(It's the weather? Really. My. I just thought he was constantly perplexed. But I digress.)
We seem to be able to take satire and irony when it's physical -- that is, when there's an actual person being tasteless and ironical in our actual faces. (Better able to take it, anyway.) After all, where would "Absolutely Fabulous" ever have been in this country if we couldn't take politically incorrect comedy? (Although it may be noteworthy that it didn't originate here, and the American version failed miserably.) But when it's written down, and we lose the physical context, our ability to deal seems to go right out the window.
The other problem is, of course, that an outsider hit one of our nerves. It is an undeniable fact that minorities make up a fair percentage of the lower-income and menial jobs in this country. Is it fair? No. Is it just? No. Should things be this way? No. But they are what they are, and having an outsider say these things at all, let alone in print, rankles.
It would be interesting to find out exactly where that ability to take written humor went. Given the declining literacy rate in this country, probably out with the ability to read.
Ask Dame Edna -- What happened to humor?: ..... That the line was not greeted with screaming laughter, however, was perhaps due to the fact that Dame Edna had unwittingly captured the tone of Vanity Fair magazine and attitude of many of its readers so closely. Though soon e-mails flitted back and forth among Spanish-speaking readers of Vanity Fair -- an interesting sociological group in itself. Soon, there were hot petitions of protest against blue-rinsed Dame Edna. Letters of complaint to Graydon Carter (the editor whose hair, etc.): "I am a thirty year old Latina marketing executive with three graduate degrees..." During a week of heightened code-orange alerts in New York City and elsewhere, there were code-magenta bomb threats received at the offices of Condé Nast. An apology was not long in coming. Now that we are a nation of sufferers and victims, the Puritans have won the day. [...] For a magazine so confused in its purpose, it is perhaps not so very surprising that Vanity Fair didn't see the Hispanic furor coming. Each month the magazine's predictions about what's going to be "hot" next month -- Fabergé, Frida Kahlo, A.S. Byatt, Georgia O'Keefe -- are invariably not. [...] But there are other prophesies from Vanity Fair's editor. Graydon Carter (whose hair, etc.) was widely quoted by media types in New York, after Sept. 11, saying that irony is dead.
It's truer to say that humor is having a hard time of it in America these days when we can't tell the difference between a joke and the deadly serious.

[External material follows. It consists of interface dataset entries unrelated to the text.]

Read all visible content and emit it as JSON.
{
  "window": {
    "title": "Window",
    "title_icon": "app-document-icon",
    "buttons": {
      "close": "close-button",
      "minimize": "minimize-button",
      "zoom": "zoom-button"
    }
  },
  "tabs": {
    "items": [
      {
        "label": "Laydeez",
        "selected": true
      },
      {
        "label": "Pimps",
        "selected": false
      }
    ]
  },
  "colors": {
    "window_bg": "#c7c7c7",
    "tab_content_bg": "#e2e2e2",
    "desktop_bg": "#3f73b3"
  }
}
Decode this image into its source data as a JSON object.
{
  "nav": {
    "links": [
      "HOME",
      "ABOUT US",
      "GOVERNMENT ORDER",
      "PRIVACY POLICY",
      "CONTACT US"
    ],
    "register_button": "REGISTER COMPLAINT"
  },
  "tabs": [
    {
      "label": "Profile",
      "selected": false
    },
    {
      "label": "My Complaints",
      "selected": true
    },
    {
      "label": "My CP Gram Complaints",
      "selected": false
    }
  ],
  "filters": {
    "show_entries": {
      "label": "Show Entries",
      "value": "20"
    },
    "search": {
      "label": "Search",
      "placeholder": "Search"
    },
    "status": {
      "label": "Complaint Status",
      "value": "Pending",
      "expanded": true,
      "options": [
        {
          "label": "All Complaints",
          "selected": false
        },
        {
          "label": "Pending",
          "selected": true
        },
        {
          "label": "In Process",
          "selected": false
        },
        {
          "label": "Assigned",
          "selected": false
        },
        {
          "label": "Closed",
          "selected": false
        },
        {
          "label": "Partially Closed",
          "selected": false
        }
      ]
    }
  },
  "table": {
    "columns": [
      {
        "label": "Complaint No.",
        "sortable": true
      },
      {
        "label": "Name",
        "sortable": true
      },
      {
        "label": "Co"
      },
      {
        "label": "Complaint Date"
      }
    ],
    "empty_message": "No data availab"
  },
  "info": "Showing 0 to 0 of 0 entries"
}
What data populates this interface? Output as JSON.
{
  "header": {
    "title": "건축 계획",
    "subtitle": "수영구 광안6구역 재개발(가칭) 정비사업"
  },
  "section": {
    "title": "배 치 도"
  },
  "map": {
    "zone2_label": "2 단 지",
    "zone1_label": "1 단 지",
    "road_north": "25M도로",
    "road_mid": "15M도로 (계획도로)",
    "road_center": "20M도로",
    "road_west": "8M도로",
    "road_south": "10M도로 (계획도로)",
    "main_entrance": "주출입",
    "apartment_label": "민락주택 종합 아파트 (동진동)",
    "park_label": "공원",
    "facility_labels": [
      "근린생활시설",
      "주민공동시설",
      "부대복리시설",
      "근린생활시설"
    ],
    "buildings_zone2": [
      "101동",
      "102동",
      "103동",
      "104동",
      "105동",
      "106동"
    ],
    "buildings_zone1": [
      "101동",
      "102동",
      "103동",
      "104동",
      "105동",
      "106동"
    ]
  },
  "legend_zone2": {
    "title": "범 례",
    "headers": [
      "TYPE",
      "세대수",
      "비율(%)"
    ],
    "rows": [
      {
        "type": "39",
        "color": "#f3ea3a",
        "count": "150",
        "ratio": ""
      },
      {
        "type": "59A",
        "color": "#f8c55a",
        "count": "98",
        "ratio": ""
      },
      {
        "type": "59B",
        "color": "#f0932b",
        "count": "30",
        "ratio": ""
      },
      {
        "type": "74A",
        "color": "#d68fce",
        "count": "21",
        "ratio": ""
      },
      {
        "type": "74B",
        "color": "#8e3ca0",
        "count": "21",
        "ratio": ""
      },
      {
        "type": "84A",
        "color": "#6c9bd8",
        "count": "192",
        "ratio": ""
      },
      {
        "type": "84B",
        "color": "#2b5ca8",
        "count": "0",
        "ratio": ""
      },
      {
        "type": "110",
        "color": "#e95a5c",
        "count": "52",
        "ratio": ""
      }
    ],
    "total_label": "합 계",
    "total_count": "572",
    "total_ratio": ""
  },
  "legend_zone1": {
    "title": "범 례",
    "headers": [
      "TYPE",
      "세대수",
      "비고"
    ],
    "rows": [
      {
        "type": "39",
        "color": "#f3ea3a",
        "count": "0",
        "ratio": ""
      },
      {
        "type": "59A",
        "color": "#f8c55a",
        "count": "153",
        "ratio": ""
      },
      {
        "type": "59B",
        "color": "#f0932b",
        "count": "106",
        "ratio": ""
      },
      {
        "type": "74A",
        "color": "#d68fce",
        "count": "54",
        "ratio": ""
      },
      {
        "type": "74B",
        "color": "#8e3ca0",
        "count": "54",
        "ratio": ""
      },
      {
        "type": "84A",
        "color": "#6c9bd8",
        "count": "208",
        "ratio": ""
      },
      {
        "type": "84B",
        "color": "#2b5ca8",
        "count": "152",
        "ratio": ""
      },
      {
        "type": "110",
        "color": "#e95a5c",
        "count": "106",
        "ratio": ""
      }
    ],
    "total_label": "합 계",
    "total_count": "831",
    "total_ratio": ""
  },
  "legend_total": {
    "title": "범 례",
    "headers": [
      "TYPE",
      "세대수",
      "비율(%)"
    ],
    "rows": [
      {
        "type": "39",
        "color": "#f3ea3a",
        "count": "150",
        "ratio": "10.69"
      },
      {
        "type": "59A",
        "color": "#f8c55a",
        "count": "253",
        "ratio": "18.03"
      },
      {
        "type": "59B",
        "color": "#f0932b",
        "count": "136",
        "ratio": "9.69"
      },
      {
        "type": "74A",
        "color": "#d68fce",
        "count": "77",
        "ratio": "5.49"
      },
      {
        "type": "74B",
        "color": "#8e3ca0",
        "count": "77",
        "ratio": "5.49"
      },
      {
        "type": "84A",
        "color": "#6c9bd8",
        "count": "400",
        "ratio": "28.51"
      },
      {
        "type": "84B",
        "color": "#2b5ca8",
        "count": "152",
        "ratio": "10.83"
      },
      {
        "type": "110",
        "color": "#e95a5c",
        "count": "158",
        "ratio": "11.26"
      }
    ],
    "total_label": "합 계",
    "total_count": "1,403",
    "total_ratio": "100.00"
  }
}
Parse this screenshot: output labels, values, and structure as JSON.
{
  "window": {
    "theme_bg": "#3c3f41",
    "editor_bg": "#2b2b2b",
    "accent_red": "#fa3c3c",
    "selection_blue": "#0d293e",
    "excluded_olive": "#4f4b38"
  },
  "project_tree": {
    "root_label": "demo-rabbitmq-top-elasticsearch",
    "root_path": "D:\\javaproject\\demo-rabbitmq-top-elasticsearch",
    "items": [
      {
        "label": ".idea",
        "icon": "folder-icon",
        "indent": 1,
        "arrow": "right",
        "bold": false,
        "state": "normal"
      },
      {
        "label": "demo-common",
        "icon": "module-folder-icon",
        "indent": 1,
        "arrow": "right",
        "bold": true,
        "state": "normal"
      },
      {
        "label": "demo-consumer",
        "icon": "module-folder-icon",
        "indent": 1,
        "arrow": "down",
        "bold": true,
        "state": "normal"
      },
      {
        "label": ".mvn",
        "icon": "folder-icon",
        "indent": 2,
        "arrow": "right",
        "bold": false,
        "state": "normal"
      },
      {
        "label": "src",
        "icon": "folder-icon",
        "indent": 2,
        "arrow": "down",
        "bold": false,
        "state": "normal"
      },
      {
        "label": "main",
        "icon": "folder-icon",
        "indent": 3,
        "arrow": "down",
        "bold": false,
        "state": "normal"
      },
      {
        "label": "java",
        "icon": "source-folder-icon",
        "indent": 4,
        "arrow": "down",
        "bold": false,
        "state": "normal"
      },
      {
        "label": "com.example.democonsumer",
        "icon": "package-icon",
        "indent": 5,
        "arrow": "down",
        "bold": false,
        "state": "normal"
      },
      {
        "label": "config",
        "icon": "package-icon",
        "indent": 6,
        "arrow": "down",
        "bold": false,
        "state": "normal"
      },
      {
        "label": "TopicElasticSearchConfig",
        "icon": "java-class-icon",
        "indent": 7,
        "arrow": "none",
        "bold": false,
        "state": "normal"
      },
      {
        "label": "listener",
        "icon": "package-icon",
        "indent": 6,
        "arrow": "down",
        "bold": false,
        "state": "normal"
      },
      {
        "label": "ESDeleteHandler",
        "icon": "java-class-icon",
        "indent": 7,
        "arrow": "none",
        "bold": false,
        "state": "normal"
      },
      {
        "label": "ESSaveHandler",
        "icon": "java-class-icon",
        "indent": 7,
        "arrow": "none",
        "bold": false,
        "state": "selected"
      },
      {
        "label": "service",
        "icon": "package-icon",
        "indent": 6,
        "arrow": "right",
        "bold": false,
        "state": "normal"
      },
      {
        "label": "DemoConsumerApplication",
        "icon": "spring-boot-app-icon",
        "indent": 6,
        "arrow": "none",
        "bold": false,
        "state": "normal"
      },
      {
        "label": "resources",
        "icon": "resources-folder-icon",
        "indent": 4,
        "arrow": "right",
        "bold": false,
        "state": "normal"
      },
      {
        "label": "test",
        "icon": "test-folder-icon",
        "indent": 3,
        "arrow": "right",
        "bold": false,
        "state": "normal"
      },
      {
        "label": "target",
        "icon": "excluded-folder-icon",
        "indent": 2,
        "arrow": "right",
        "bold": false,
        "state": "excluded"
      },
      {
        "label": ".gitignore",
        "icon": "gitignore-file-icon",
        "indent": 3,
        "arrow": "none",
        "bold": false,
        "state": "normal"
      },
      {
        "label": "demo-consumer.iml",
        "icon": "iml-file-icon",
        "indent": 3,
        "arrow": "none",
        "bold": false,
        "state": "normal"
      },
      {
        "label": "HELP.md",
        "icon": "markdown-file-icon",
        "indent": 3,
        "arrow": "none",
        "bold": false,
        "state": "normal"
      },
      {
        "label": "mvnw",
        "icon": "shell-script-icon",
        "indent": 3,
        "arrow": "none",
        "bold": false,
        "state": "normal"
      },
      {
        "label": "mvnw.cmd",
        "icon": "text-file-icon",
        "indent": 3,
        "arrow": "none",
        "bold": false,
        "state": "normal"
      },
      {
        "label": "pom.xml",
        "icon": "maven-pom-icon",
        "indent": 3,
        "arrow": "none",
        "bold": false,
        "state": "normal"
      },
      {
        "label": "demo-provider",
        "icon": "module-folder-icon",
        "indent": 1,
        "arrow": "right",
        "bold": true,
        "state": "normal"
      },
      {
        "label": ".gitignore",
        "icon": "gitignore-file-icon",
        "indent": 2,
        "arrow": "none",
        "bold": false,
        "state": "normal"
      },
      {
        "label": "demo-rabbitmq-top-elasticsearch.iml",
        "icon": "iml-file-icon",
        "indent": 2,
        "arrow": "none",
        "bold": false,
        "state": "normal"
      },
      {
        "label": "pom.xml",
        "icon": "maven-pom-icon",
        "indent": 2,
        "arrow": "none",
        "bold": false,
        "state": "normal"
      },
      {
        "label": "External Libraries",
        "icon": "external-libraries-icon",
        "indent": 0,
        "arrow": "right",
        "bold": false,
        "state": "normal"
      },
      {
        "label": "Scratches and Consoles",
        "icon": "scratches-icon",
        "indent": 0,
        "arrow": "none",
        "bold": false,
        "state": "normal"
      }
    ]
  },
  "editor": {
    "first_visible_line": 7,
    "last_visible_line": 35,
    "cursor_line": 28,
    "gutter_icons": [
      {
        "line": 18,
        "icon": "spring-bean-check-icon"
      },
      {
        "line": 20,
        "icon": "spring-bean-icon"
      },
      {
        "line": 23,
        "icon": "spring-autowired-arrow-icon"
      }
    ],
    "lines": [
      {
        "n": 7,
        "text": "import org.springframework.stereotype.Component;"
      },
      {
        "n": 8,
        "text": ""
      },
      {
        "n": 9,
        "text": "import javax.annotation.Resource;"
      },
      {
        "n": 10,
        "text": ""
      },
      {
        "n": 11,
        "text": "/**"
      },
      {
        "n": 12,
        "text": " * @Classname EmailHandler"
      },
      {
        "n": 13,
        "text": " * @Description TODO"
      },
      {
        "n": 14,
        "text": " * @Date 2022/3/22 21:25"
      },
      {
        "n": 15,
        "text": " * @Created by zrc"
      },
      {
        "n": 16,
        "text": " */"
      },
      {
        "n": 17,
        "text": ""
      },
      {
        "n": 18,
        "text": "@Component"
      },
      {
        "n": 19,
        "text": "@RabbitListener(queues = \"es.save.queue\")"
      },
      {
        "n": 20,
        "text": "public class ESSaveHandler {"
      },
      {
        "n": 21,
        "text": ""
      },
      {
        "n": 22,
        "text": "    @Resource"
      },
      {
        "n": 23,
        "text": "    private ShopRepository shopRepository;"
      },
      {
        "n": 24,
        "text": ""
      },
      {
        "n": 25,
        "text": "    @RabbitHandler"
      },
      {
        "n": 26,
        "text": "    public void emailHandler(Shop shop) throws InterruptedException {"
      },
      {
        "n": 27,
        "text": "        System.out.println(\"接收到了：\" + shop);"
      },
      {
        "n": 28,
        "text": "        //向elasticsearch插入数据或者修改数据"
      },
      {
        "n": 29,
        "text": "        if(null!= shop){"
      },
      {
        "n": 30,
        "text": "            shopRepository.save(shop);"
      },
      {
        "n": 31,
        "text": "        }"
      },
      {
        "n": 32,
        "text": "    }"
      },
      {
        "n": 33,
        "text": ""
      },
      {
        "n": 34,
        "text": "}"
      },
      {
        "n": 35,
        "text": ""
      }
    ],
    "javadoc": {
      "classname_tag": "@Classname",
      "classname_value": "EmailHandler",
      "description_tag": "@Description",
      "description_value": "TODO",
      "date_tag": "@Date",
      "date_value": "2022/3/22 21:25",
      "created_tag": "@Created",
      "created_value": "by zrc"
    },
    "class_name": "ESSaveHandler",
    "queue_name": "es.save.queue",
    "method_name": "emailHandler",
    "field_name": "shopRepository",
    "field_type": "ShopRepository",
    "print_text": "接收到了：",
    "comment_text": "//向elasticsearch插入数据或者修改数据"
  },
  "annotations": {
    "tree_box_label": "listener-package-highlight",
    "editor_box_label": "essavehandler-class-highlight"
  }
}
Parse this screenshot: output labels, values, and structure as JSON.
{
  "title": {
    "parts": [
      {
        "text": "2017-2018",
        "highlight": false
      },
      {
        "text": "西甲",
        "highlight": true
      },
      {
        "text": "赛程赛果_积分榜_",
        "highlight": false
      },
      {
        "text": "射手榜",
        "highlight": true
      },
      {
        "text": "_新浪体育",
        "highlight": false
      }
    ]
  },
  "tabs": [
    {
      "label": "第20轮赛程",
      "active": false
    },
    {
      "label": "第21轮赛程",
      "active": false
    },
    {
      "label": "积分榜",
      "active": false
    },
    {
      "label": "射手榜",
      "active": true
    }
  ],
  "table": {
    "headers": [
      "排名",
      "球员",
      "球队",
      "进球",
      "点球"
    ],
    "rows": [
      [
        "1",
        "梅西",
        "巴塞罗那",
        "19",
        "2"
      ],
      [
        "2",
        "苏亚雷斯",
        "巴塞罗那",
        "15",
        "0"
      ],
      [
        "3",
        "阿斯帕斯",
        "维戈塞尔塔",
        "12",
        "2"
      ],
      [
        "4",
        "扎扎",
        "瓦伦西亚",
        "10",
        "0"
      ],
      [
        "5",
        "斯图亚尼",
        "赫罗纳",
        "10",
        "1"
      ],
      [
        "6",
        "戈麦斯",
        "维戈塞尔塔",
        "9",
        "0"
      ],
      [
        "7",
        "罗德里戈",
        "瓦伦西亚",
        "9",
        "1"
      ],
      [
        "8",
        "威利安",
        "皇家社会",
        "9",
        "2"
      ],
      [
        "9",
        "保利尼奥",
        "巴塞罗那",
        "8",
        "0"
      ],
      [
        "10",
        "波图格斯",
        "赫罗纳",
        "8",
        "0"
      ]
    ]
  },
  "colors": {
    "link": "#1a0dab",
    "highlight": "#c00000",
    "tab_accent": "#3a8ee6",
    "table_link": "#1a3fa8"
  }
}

I have to admit, had I been the editor of Vanity Fair, I think my reaction would have been: "Oh, grow UP!"Posted by iain at February 26, 2003 12:45 PM